Most recently, from 2000-2015, China experienced a massive expansion in steel production and demand, driving annual output growth by 13%. However, the most intensive period of expansion is now behind us, while China’s urbanization will continue for years to come. Now it is China’s turn to face overcapacity and stagnation.

The United States and Europe are urging China to overcome overcapacity by allowing massive defaults. But in responding to this crisis, China is eager not just to sustain globalization, but also to accelerate world trade and investment. A single-minded focus on privatization would result in the kind of challenges that U.S. and European steel factories coped with in the 1970s and 1980s. Beijing, in contrast, is opting for gradual SOE reforms. To be sure, this is not without its own challenges. If current overcapacity in steel, coal mining, and cement is reduced by 30%, up to 3 million workers will be laid off in China over the next two to three years. To combat this, Beijing is allocating $15.4 billion in the next 2 years to help laid-off workers in the coal and steel sectors find new jobs.

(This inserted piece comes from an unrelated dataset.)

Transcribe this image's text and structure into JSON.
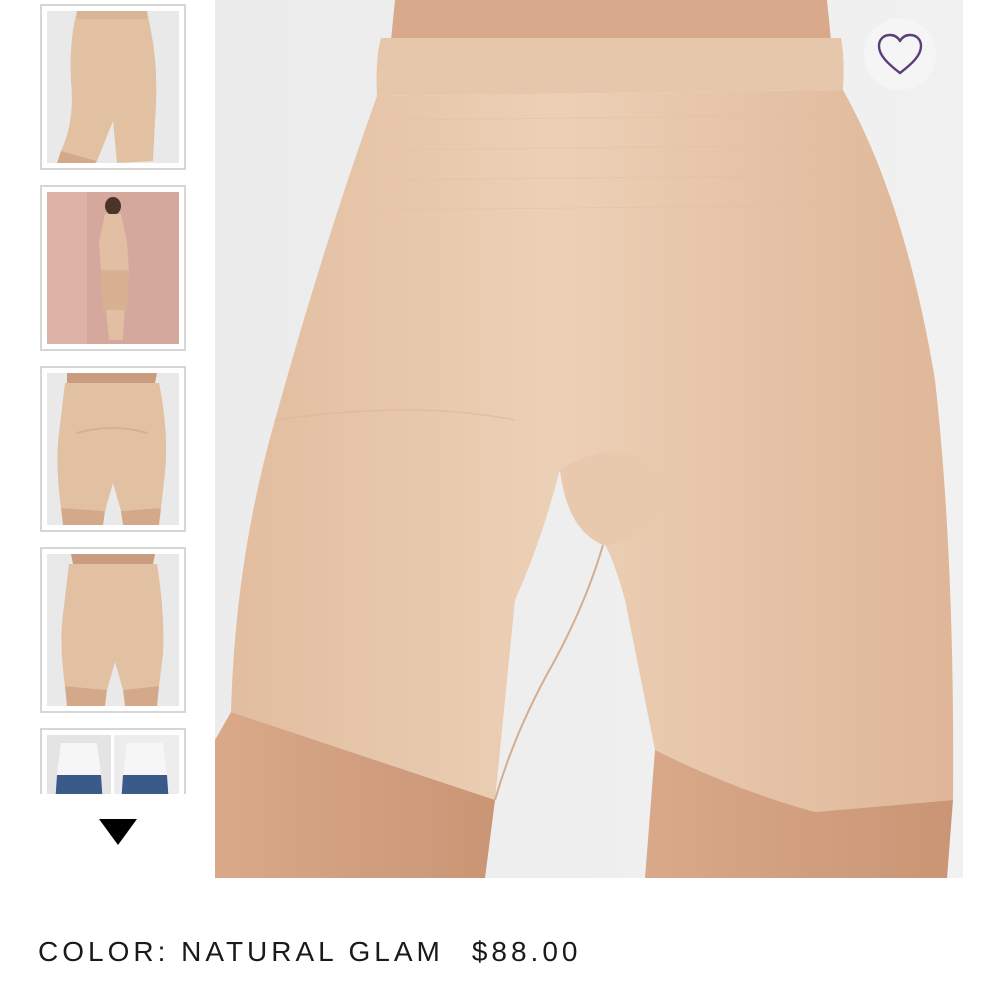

Cyclical stabilization seems to support this quest. China’s economy grew 6.7% for a third consecutive quarter. Manufacturing and service sectors bottomed out around 2015-2016, but have since risen. Consumer price inflation is now at about 2%. After seasonal adjustments, exports and imports reflect stabilization as well. In the first three quarters of 2016, consumption accounted for 70% of GDP growth, almost twice as much as the 37% of GDP growth attributed to investment.

What China is experiencing is structural deceleration, not a cyclical recession. After intensive industrialization, such deceleration is typical to all maturing economies. In the United States, Europe, and Japan, the expansionary industrialization phase ended with the energy crises in the 1970s, effectively halving their growth rates. In China, the deceleration of growth is also the explicit goal of economic rebalancing, which is shifting the mainland’s growth away from investment and net exports and toward consumption and innovation. China’s policy objective is no longer aggregate economic growth, but rather Chinese living standards per capita.

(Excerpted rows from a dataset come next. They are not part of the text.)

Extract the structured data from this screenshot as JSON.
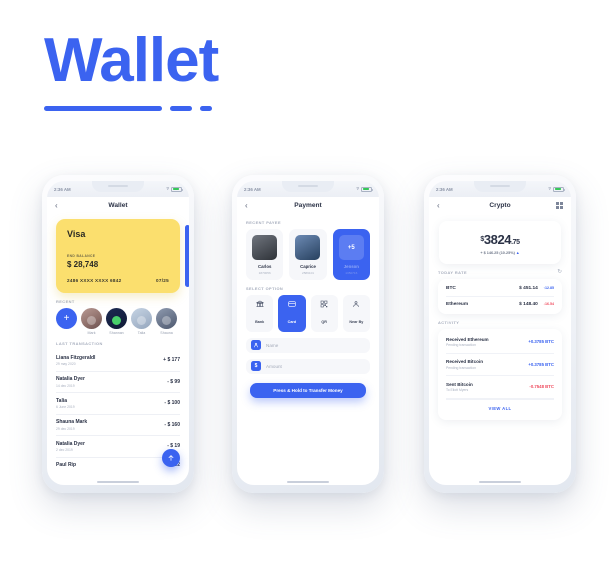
{
  "hero": {
    "title": "Wallet"
  },
  "statusbar": {
    "time": "2:36 AM",
    "wifi_icon": "wifi-icon",
    "battery_icon": "battery-icon"
  },
  "phone1": {
    "appbar": {
      "back_icon": "chevron-left-icon",
      "title": "Wallet"
    },
    "card": {
      "brand": "Visa",
      "balance_label": "END BALANCE",
      "balance": "$ 28,748",
      "number": "2486 XXXX XXXX 6842",
      "expiry": "07/25"
    },
    "recent_label": "RECENT",
    "recent": [
      {
        "name": "",
        "type": "add",
        "icon": "plus-icon"
      },
      {
        "name": "Mark",
        "type": "photo"
      },
      {
        "name": "Shannan",
        "type": "photo"
      },
      {
        "name": "Talia",
        "type": "photo"
      },
      {
        "name": "Shauna",
        "type": "photo"
      }
    ],
    "transactions_label": "LAST TRANSACTION",
    "transactions": [
      {
        "name": "Liana Fitzgeraldl",
        "date": "29 may 2020",
        "amount": "+ $ 177"
      },
      {
        "name": "Natalia Dyer",
        "date": "14 dec 2019",
        "amount": "- $ 99"
      },
      {
        "name": "Talia",
        "date": "6 June 2019",
        "amount": "- $ 100"
      },
      {
        "name": "Shauna Mark",
        "date": "29 dec 2019",
        "amount": "- $ 160"
      },
      {
        "name": "Natalia Dyer",
        "date": "2 dec 2019",
        "amount": "- $ 19"
      },
      {
        "name": "Paul Rip",
        "date": "",
        "amount": "- $ 62"
      }
    ],
    "fab_icon": "send-icon"
  },
  "phone2": {
    "appbar": {
      "back_icon": "chevron-left-icon",
      "title": "Payment"
    },
    "payee_label": "RECENT PAYEE",
    "payees": [
      {
        "name": "Carlos",
        "id": "1870056",
        "selected": false
      },
      {
        "name": "Caprice",
        "id": "2589101",
        "selected": false
      },
      {
        "name": "Jenson",
        "id": "1350716",
        "selected": true,
        "badge": "+5"
      }
    ],
    "options_label": "SELECT OPTION",
    "options": [
      {
        "label": "Bank",
        "icon": "bank-icon",
        "glyph": "🏛",
        "selected": false
      },
      {
        "label": "Card",
        "icon": "card-icon",
        "glyph": "▤",
        "selected": true
      },
      {
        "label": "QR",
        "icon": "qr-icon",
        "glyph": "▒",
        "selected": false
      },
      {
        "label": "Near By",
        "icon": "nearby-icon",
        "glyph": "◎",
        "selected": false
      }
    ],
    "fields": [
      {
        "placeholder": "Name",
        "icon": "person-icon",
        "glyph": "●"
      },
      {
        "placeholder": "Amount",
        "icon": "dollar-icon",
        "glyph": "$"
      }
    ],
    "cta_label": "Press & Hold to Transfer Money"
  },
  "phone3": {
    "appbar": {
      "back_icon": "chevron-left-icon",
      "title": "Crypto",
      "right_icon": "qr-scan-icon"
    },
    "balance": {
      "currency": "$",
      "whole": "3824",
      "decimal": ".75",
      "change": "+ $ 146.25 (10.25%)",
      "change_icon": "arrow-up-icon"
    },
    "rate_label": "TODAY RATE",
    "refresh_icon": "refresh-icon",
    "rates": [
      {
        "name": "BTC",
        "value": "$ 451.14",
        "delta": "12.85",
        "dir": "up",
        "arrow": "↑"
      },
      {
        "name": "Ethereum",
        "value": "$ 148.40",
        "delta": "16.54",
        "dir": "down",
        "arrow": "↓"
      }
    ],
    "activity_label": "ACTIVITY",
    "activity": [
      {
        "title": "Received Ethereum",
        "sub": "Pending transaction",
        "value": "+0.3785 BTC",
        "dir": "up"
      },
      {
        "title": "Received Bitcoin",
        "sub": "Pending transaction",
        "value": "+0.3785 BTC",
        "dir": "up"
      },
      {
        "title": "Sent Bitcoin",
        "sub": "To Eliott Myers",
        "value": "-0.7548 BTC",
        "dir": "down"
      }
    ],
    "view_all": "VIEW ALL"
  },
  "colors": {
    "accent": "#3b63f0",
    "card": "#fbdf6e",
    "up": "#3b63f0",
    "down": "#ef4b5e"
  }
}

This secular transformation, however, coincides with the cyclical crisis that originates from the 2009 stimulus. While the Chinese stimulus did restore confidence and resulted in a great infrastructure creation, it also led to excessive liquidity and market speculation. This, in turn, resulted in soaring local government debt. (China’s central government debt, however, remains low by international standards.)

Consequently, Beijing’s policy authorities, including President Xi Jinping and Prime Minister Li Keqiang, must cope with the leverage legacy of their predecessors, while paving the way toward a massive secular transformation. The inherent challenges of concurrent secular and cyclical shifts virtually ensure a long and bumpy landing.



Dr. Steinbock is the founder of the Difference Group and has served as the research director at the India, China, and America Institute (USA). He has also been a visiting fellow at the Shanghai Institutes for International Studies (China) and the EU Center (Singapore). For more information, see

Be first to comment